What is needed is an exact copy of all the records below.

Supplied information:
··········

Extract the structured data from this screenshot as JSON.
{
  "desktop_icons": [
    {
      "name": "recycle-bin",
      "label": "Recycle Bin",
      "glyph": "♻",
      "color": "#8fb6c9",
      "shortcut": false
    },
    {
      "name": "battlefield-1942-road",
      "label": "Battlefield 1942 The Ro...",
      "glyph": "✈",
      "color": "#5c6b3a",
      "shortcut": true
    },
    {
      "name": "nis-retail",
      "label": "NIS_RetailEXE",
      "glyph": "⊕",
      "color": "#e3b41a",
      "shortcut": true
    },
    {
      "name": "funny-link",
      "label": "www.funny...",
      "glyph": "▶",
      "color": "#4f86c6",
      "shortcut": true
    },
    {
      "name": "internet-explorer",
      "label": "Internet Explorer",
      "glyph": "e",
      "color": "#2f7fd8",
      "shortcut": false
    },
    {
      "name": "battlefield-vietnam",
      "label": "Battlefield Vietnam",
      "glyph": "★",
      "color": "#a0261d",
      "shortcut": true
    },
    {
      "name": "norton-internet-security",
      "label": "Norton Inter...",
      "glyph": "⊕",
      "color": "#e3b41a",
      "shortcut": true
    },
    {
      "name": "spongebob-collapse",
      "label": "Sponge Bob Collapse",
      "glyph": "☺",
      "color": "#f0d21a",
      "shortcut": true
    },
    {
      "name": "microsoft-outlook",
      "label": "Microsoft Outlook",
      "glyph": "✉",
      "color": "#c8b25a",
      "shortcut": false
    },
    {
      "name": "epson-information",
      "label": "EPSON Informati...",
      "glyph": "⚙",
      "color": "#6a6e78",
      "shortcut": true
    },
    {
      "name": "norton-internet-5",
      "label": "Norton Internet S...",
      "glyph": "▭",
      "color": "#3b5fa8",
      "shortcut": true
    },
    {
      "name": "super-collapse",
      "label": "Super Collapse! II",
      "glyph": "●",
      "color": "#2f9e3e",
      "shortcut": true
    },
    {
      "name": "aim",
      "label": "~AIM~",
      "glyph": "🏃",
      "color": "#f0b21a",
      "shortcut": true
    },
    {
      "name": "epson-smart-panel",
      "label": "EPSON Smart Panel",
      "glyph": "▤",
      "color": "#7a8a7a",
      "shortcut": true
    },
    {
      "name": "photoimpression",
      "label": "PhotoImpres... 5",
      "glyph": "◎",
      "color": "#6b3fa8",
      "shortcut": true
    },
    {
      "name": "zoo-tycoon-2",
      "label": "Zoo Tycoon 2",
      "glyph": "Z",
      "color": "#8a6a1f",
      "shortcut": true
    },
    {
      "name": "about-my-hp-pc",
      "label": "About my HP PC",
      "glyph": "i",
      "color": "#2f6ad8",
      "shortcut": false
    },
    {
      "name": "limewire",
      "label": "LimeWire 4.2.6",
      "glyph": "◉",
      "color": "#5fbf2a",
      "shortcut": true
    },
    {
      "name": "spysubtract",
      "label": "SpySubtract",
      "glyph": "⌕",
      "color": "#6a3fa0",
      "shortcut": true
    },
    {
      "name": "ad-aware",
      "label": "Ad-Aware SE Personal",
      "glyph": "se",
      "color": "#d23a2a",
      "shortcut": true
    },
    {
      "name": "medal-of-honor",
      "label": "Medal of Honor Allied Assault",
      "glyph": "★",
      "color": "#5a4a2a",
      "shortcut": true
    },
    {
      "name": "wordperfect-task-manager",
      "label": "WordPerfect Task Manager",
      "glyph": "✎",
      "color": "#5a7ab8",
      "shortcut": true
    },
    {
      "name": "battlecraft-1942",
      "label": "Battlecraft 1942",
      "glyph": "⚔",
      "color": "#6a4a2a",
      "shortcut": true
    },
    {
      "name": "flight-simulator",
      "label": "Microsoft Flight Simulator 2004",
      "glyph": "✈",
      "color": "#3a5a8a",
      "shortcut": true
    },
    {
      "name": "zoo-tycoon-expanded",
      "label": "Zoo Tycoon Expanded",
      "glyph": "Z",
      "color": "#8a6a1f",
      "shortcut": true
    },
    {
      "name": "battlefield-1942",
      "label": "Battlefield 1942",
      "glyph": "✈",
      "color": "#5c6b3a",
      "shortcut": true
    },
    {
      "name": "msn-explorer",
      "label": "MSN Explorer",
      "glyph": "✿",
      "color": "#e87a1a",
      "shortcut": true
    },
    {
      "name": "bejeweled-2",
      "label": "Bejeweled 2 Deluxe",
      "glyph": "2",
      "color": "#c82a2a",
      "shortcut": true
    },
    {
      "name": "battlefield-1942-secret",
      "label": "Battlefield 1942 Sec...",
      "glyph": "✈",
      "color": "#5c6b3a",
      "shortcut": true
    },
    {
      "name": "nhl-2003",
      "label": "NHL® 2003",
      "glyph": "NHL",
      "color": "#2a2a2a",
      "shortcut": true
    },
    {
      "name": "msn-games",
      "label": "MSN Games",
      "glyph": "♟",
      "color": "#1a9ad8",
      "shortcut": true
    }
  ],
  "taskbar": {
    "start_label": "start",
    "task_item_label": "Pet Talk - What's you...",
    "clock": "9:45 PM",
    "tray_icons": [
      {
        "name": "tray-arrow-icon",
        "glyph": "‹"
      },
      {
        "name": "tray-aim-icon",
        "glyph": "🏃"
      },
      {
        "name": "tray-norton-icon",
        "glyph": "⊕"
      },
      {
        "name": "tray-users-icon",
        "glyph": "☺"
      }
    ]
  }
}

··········

Solution to the exercise:
Extract the structured data from this screenshot as JSON.
{
  "desktop_icons": [
    {
      "name": "recycle-bin",
      "label": "Recycle Bin",
      "glyph": "♻",
      "color": "#8fb6c9",
      "shortcut": false
    },
    {
      "name": "battlefield-1942-road",
      "label": "Battlefield 1942 The Ro...",
      "glyph": "✈",
      "color": "#5c6b3a",
      "shortcut": true
    },
    {
      "name": "nis-retail",
      "label": "NIS_RetailEXE",
      "glyph": "⊕",
      "color": "#e3b41a",
      "shortcut": true
    },
    {
      "name": "funny-link",
      "label": "www.funny...",
      "glyph": "▶",
      "color": "#4f86c6",
      "shortcut": true
    },
    {
      "name": "internet-explorer",
      "label": "Internet Explorer",
      "glyph": "e",
      "color": "#2f7fd8",
      "shortcut": false
    },
    {
      "name": "battlefield-vietnam",
      "label": "Battlefield Vietnam",
      "glyph": "★",
      "color": "#a0261d",
      "shortcut": true
    },
    {
      "name": "norton-internet-security",
      "label": "Norton Inter...",
      "glyph": "⊕",
      "color": "#e3b41a",
      "shortcut": true
    },
    {
      "name": "spongebob-collapse",
      "label": "Sponge Bob Collapse",
      "glyph": "☺",
      "color": "#f0d21a",
      "shortcut": true
    },
    {
      "name": "microsoft-outlook",
      "label": "Microsoft Outlook",
      "glyph": "✉",
      "color": "#c8b25a",
      "shortcut": false
    },
    {
      "name": "epson-information",
      "label": "EPSON Informati...",
      "glyph": "⚙",
      "color": "#6a6e78",
      "shortcut": true
    },
    {
      "name": "norton-internet-5",
      "label": "Norton Internet S...",
      "glyph": "▭",
      "color": "#3b5fa8",
      "shortcut": true
    },
    {
      "name": "super-collapse",
      "label": "Super Collapse! II",
      "glyph": "●",
      "color": "#2f9e3e",
      "shortcut": true
    },
    {
      "name": "aim",
      "label": "~AIM~",
      "glyph": "🏃",
      "color": "#f0b21a",
      "shortcut": true
    },
    {
      "name": "epson-smart-panel",
      "label": "EPSON Smart Panel",
      "glyph": "▤",
      "color": "#7a8a7a",
      "shortcut": true
    },
    {
      "name": "photoimpression",
      "label": "PhotoImpres... 5",
      "glyph": "◎",
      "color": "#6b3fa8",
      "shortcut": true
    },
    {
      "name": "zoo-tycoon-2",
      "label": "Zoo Tycoon 2",
      "glyph": "Z",
      "color": "#8a6a1f",
      "shortcut": true
    },
    {
      "name": "about-my-hp-pc",
      "label": "About my HP PC",
      "glyph": "i",
      "color": "#2f6ad8",
      "shortcut": false
    },
    {
      "name": "limewire",
      "label": "LimeWire 4.2.6",
      "glyph": "◉",
      "color": "#5fbf2a",
      "shortcut": true
    },
    {
      "name": "spysubtract",
      "label": "SpySubtract",
      "glyph": "⌕",
      "color": "#6a3fa0",
      "shortcut": true
    },
    {
      "name": "ad-aware",
      "label": "Ad-Aware SE Personal",
      "glyph": "se",
      "color": "#d23a2a",
      "shortcut": true
    },
    {
      "name": "medal-of-honor",
      "label": "Medal of Honor Allied Assault",
      "glyph": "★",
      "color": "#5a4a2a",
      "shortcut": true
    },
    {
      "name": "wordperfect-task-manager",
      "label": "WordPerfect Task Manager",
      "glyph": "✎",
      "color": "#5a7ab8",
      "shortcut": true
    },
    {
      "name": "battlecraft-1942",
      "label": "Battlecraft 1942",
      "glyph": "⚔",
      "color": "#6a4a2a",
      "shortcut": true
    },
    {
      "name": "flight-simulator",
      "label": "Microsoft Flight Simulator 2004",
      "glyph": "✈",
      "color": "#3a5a8a",
      "shortcut": true
    },
    {
      "name": "zoo-tycoon-expanded",
      "label": "Zoo Tycoon Expanded",
      "glyph": "Z",
      "color": "#8a6a1f",
      "shortcut": true
    },
    {
      "name": "battlefield-1942",
      "label": "Battlefield 1942",
      "glyph": "✈",
      "color": "#5c6b3a",
      "shortcut": true
    },
    {
      "name": "msn-explorer",
      "label": "MSN Explorer",
      "glyph": "✿",
      "color": "#e87a1a",
      "shortcut": true
    },
    {
      "name": "bejeweled-2",
      "label": "Bejeweled 2 Deluxe",
      "glyph": "2",
      "color": "#c82a2a",
      "shortcut": true
    },
    {
      "name": "battlefield-1942-secret",
      "label": "Battlefield 1942 Sec...",
      "glyph": "✈",
      "color": "#5c6b3a",
      "shortcut": true
    },
    {
      "name": "nhl-2003",
      "label": "NHL® 2003",
      "glyph": "NHL",
      "color": "#2a2a2a",
      "shortcut": true
    },
    {
      "name": "msn-games",
      "label": "MSN Games",
      "glyph": "♟",
      "color": "#1a9ad8",
      "shortcut": true
    }
  ],
  "taskbar": {
    "start_label": "start",
    "task_item_label": "Pet Talk - What's you...",
    "clock": "9:45 PM",
    "tray_icons": [
      {
        "name": "tray-arrow-icon",
        "glyph": "‹"
      },
      {
        "name": "tray-aim-icon",
        "glyph": "🏃"
      },
      {
        "name": "tray-norton-icon",
        "glyph": "⊕"
      },
      {
        "name": "tray-users-icon",
        "glyph": "☺"
      }
    ]
  }
}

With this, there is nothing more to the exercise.